A Political Scientist Runs for School Board
by Robert Maranto, University of Arkansas
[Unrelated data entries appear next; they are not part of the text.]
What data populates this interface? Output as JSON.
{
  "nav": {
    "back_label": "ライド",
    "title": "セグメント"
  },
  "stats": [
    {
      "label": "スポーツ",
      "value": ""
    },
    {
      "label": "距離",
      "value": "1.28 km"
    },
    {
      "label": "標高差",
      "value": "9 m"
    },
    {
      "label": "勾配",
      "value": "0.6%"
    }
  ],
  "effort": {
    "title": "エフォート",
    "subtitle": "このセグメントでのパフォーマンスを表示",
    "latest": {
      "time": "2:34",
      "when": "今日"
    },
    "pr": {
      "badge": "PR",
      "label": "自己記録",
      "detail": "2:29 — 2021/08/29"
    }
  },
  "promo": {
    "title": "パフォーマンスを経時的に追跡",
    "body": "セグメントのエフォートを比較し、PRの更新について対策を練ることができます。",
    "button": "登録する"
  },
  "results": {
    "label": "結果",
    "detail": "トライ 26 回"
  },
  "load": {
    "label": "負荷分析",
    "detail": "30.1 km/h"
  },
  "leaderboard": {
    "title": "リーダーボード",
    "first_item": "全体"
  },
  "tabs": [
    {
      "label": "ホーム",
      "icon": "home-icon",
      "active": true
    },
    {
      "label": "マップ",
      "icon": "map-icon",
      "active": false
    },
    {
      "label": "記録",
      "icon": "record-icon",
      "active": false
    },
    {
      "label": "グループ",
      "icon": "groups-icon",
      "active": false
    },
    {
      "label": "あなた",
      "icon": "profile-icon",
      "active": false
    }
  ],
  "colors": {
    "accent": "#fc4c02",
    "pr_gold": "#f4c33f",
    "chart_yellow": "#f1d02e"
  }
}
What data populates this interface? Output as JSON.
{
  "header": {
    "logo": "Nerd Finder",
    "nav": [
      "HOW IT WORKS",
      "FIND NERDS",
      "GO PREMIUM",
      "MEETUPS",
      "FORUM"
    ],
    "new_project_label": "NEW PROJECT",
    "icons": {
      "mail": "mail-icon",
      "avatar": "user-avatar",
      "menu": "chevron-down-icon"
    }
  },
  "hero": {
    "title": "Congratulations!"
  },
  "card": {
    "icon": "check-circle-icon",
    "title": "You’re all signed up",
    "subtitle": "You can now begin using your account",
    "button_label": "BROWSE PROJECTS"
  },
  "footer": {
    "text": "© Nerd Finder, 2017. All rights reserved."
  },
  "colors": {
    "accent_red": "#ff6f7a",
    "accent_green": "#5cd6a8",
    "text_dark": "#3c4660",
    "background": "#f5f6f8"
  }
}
In theory, citizens hold public schools accountable through elections and other democratic processes. In practice, political scientist and moderate Republican Robert Maranto finds that almost nothing important that happens in a public school system makes the papers. Moreover, by Progressive design, school board elections occur on bizarre dates with minimal press coverage, making it difficult for the public to hold public schools accountable. To the degree that citizens do participate in school board elections, their votes may reflect culture war issues or group loyalty rather than academic quality. Despite varying degrees of opposition from the business community, the teachers union, the local paper, and some Fundamentalist Christians, through hard work, good luck, and LGBT help Professor Maranto won 63% of the vote in a three-way race with double the usual voter turnout—6%. This won influence over the most important decision a school board makes, the selection of a new superintendent. Maranto suggests that running for school board definitely makes one a better teacher and researcher, and might help improve public schools, particularly where one’s fellow board members are reasonable public servants willing to compromise.